LaRizzio (Hey Milkman!, 2011) presents his personal observations on many of life’s key moments, using the idea of nature as a recurring theme. With the studied eye of a landscape painter, he offers deeply personal takes on the seasons, wildlife, modern-day living, sunrise and sunset, the sounds of nature, the art of writing, a place called Mt. Laurel, and the rain, snow and wind, among many other topics. He divides the work into several chapters by year of composition, beginning in 1994 and continuing through 2000, and further organizes the pieces by season and month. He includes black-and-white photographs throughout, giving a sense of both a journey and a journal. LaRizzio assumes the voices of such great transcendentalist writers as Ralph Waldo Emerson and Henry David Thoreau, and he proves to be an able naturalist and philosopher himself: “We are living life at an isolating distance,” he writes, contrasting the beauty of nature with the artificial lives of the modern era. Many first-person observations resonate: “I step outside into the brittleness of the evening air and absolve myself from the oppressive claim of the office. The darkness is pervasive, pouring its heavy chill into the empty spaces that dominate the winter-laden land”; “I’ve come to know the snow as crystallized silence.” Like a book of watercolor sketches, each essay displays LaRizzio’s maturing skills as a descriptive narrator. The occasional overuse of alliteration (“Man surrenders himself to prayer, practice, and preach; to sermon, solemnity, and psalm”) is easily forgiven as the author migrates to rhymed poetry and re-emphasizes his central theme: “I surrender myself to the ethereal breeze, the dawn’s subtle tease that romances the flowers and dances the leaves. I celebrate the liturgy of the morning damp.” In poetic fashion, the book highlights the religion of Mother Nature and prods modern-day unbelievers to examine their own creeds.

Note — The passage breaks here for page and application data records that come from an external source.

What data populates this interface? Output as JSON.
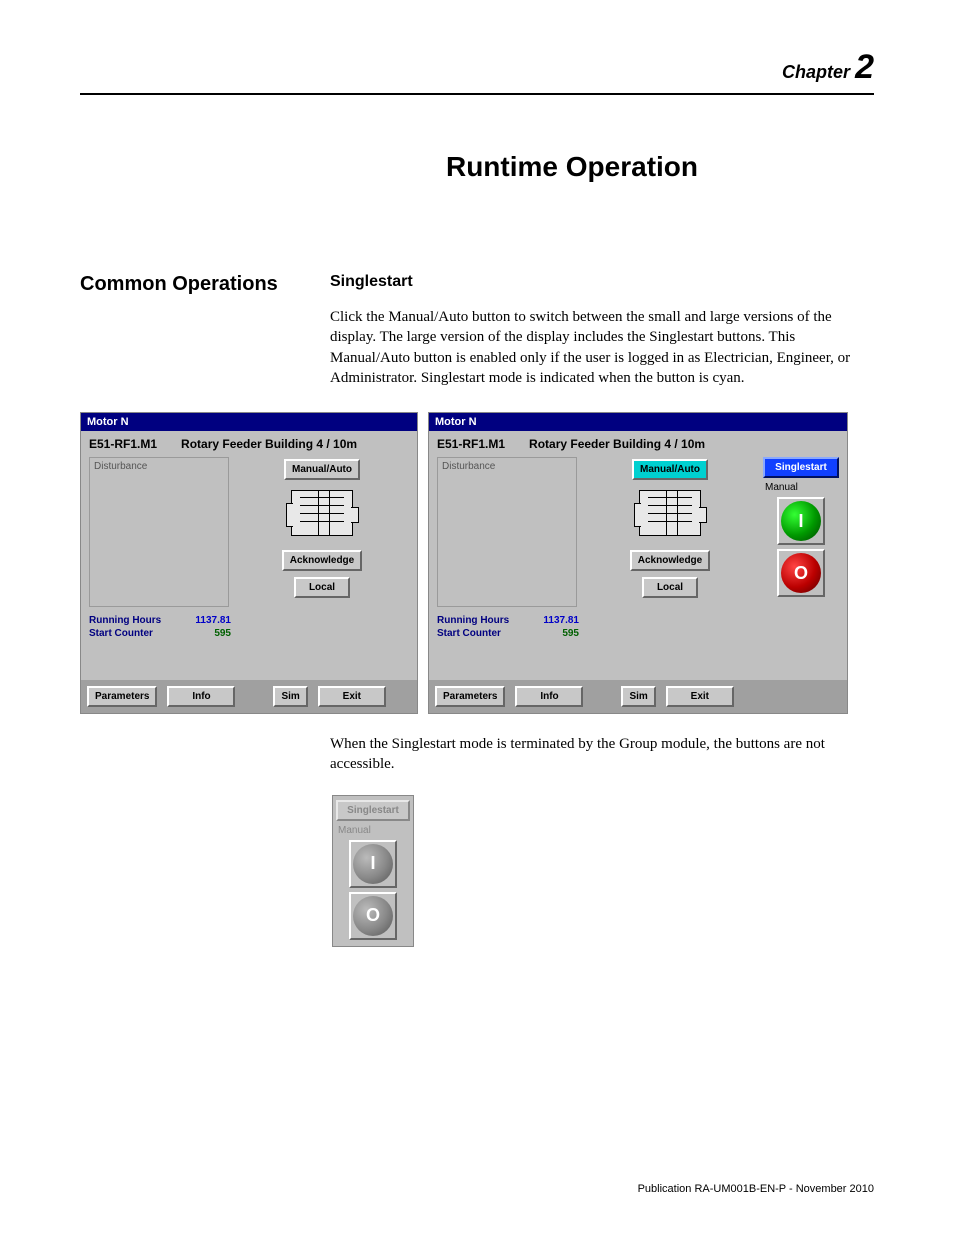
{
  "chapter": {
    "label": "Chapter",
    "number": "2"
  },
  "page_title": "Runtime Operation",
  "leftcol_heading": "Common Operations",
  "subsection_heading": "Singlestart",
  "paragraph1": "Click the Manual/Auto button to switch between the small and large versions of the display. The large version of the display includes the Singlestart buttons. This Manual/Auto button is enabled only if the user is logged in as Electrician, Engineer, or Administrator. Singlestart mode is indicated when the button is cyan.",
  "paragraph2": "When the Singlestart mode is terminated by the Group module, the buttons are not accessible.",
  "hmi": {
    "titlebar": "Motor N",
    "tag": "E51-RF1.M1",
    "desc": "Rotary Feeder Building 4 / 10m",
    "disturbance_label": "Disturbance",
    "manual_auto": "Manual/Auto",
    "acknowledge": "Acknowledge",
    "local": "Local",
    "running_hours_label": "Running Hours",
    "start_counter_label": "Start Counter",
    "running_hours_value": "1137.81",
    "start_counter_value": "595",
    "parameters": "Parameters",
    "info": "Info",
    "sim": "Sim",
    "exit": "Exit",
    "singlestart_title": "Singlestart",
    "singlestart_mode": "Manual",
    "start_glyph": "I",
    "stop_glyph": "O"
  },
  "footer_publication": "Publication RA-UM001B-EN-P - November 2010"
}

A finely introspective work for lovers of nature and Thoreau.